By Brian Wise.
RANDY NEWMAN – DARK MATTER (NONESUCH)
“Randy Newman is a national treasure,” observed Don Henley recently in an interview with The Los Angeles Times. “He’s a songwriter’s songwriter; a musician’s musician. He’s also probably the most misunderstood and underappreciated recording artist alive.”
“Sometimes, he’s kidding; other times he’s being serious,” continued Henley who is right on the money, “and sometimes, he’s being both, simultaneously. He is somehow able to take on stereotypes and make them both heroic and pathetic.”
Henley recalled how when he inducted Newman in to the Rock & Roll Hall of Fame in 2013 he noted that though Newman had been born in Los Angeles he spent many boyhood summers in New Orleans and that the Southern melting pot had an impact on his music. That is absolutely evident on Dark Matter – perhaps the most appropriately titled Newman album ever! There is music hall, light opera, touches of Stephen Foster and, occasionally rock ‘n’ roll. This some of the most sophisticated music we are likely to hear this year.
Dark Matter was recorded in Los Angeles and produced by long-time Newman collaborator Lenny Waronker, along with Mitchell Froom and David Boucher. The small studio ensemble includes Matt Chamberlain on drums, David Piltch on bass, Blake Mills on guitar with Mitchell Froom offering additional keyboard. It is the perfect combination for a recording where the voice and lyrics are foremost and it can also handle Newman’s musical twists and turns.
I keep thinkIng of the album as the soundtrack to a film of a novel such as John Kennedy Toole’s Confederacy of The Dunces or the music to a hit Broadway show.
The album’s nine songs, which include the scathing ‘Putin’ – released during the 2016 Presidential election campaign and hardly likely to endear him to Mr Trump – cover the full gamut of politics, religion, relatives, the blues and the complexities of modern life.
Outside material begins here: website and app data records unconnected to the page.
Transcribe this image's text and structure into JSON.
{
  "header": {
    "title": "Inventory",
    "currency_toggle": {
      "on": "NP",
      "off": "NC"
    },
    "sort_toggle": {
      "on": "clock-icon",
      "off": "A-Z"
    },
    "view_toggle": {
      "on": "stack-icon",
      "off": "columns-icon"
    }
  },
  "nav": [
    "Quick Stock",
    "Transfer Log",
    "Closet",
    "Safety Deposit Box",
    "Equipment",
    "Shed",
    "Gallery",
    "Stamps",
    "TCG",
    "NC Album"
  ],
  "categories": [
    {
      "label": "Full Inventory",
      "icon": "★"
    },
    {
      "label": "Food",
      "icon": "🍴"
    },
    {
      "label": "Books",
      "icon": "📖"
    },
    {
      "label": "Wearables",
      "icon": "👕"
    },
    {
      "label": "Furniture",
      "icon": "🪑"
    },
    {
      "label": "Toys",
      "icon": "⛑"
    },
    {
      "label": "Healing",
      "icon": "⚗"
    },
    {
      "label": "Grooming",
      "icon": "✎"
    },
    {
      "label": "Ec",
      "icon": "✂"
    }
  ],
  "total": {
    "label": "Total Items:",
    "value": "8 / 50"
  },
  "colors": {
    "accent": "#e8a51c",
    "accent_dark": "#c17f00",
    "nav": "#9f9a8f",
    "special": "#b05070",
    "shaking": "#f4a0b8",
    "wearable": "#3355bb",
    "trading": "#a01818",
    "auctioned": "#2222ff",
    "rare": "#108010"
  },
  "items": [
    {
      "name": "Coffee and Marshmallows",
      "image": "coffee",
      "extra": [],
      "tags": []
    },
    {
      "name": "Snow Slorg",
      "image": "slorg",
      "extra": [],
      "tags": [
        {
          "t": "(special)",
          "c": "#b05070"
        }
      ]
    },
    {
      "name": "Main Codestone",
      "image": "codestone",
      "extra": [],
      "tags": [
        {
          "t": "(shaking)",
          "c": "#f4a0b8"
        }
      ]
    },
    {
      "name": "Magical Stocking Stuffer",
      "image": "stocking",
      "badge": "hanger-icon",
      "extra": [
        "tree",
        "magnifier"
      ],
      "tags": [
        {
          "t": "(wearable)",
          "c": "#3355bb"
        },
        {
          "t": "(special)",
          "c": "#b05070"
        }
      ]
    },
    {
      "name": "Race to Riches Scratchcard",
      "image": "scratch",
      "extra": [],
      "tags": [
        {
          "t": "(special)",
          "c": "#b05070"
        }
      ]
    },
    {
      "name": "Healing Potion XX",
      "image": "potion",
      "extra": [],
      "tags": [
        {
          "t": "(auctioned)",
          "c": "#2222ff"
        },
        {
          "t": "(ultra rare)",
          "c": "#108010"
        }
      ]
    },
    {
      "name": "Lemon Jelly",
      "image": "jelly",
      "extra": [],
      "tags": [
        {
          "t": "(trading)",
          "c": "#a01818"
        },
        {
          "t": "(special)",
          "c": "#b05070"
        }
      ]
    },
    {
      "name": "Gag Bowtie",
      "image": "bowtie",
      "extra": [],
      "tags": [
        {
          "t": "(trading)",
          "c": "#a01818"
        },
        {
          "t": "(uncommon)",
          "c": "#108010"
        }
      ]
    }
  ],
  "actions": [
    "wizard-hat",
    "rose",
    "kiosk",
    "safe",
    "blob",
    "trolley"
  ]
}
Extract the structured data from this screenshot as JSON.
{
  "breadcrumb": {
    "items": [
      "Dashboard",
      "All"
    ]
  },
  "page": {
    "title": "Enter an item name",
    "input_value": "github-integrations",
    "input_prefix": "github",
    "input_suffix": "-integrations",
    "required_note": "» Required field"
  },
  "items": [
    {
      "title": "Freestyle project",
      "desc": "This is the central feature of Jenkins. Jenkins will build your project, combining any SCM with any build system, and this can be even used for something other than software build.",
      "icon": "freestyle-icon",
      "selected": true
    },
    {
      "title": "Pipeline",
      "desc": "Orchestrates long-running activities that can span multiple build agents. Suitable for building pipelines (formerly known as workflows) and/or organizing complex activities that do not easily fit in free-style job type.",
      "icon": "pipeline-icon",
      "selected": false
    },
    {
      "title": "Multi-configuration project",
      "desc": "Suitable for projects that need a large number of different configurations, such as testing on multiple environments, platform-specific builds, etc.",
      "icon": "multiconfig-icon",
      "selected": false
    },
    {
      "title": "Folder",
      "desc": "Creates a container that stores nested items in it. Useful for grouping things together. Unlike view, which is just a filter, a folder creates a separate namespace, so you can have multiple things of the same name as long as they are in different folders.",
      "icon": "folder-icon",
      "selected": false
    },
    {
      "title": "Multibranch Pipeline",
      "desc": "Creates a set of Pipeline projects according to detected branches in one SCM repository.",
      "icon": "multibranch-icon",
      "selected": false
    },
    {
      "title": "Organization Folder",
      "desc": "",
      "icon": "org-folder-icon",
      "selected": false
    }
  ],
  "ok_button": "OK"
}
Of course, humour has been one of the major elements of Newman’s work since he began writing songs in the 1960s. ‘Old Kentucky Home’ released in 1970 – and also recorded by Ry Cooder as ‘My Old Kentucky Home (Turpentine & Dandelion Wine)’ for his 1970 self-titled album – was a backhander to the South that might have got Newman into some trouble.
I recall seeing Newman at Jazz Fest performing ‘Rednecks’ (originally on the 1974 album Good Old Boys) and being amazed that some people thought he was serious and booed him! (They were definitely rednecks). Ironically, it was the song ‘Short People’ that got him into the most trouble!
Nearly fifty years after his first album Newman has lost none of his biting wit! It is guaranteed to have him barred from the Christmas card list of both Trump and Putin and I imagine Newman would be delighted at that result. If 2008’s Harps and Angels was, as claimed, a sardonic send-off to the Bush era, Dark Matter is a frightening greeting to the next four years.
The ‘cinematic’ scope of Newman’s music can be heard from the opening song ‘The Great Debate’ which sprawls across eight minutes and encapsulates almost everything about what Newman does. One can only wonder what the film clip might be like! It is almost a mini-opera in execution and you can sense how Newman uses his skills as a renowned composer of music for films to craft his songs (in fact the word ‘song’ hardly seem adequate for some of these marvelous stories).
‘Brothers,’ which follows, is ostensibly a song about the Kennedys but morphs into a tribute to Cuban music in a style that is reminiscent of Van Dyke Parks. The operatic ‘Putin’ recalls ‘Political Science’ but is even more mocking in tone (Vlad will not be impressed). The jaunty ‘It’s A Jungle Out There’ might be a handbook for modern times as he sings wryly, ‘You know what’s in the water that you drink? Well I do and it’s amazing.’ It doesn’t get any cheerier. ‘Sonny Boy’ is about the bluesman’s stolen identity.
Then there is the other side of Newman, who like a lot of comedians uses his humour to disguise deeper thoughts – the really dark matter. ‘On The Beach’ is paean to the idyllic days of youth. ‘She Chose Me’ is gently self-deprecating. ‘Lost Without You,’ the story of a widower’s children visiting their mother for the final time is even sadder than the title suggests. ‘Wandering Boy’ finds Newman solo at the piano singing about his prodigal son. (“If you see him, lead him toward the light”).
Like the superb new David Rawlings album Poor David’s Almanack, Dark Matter seems like it has emerged from another era – one where truly great songwriting still matters. Wonderful.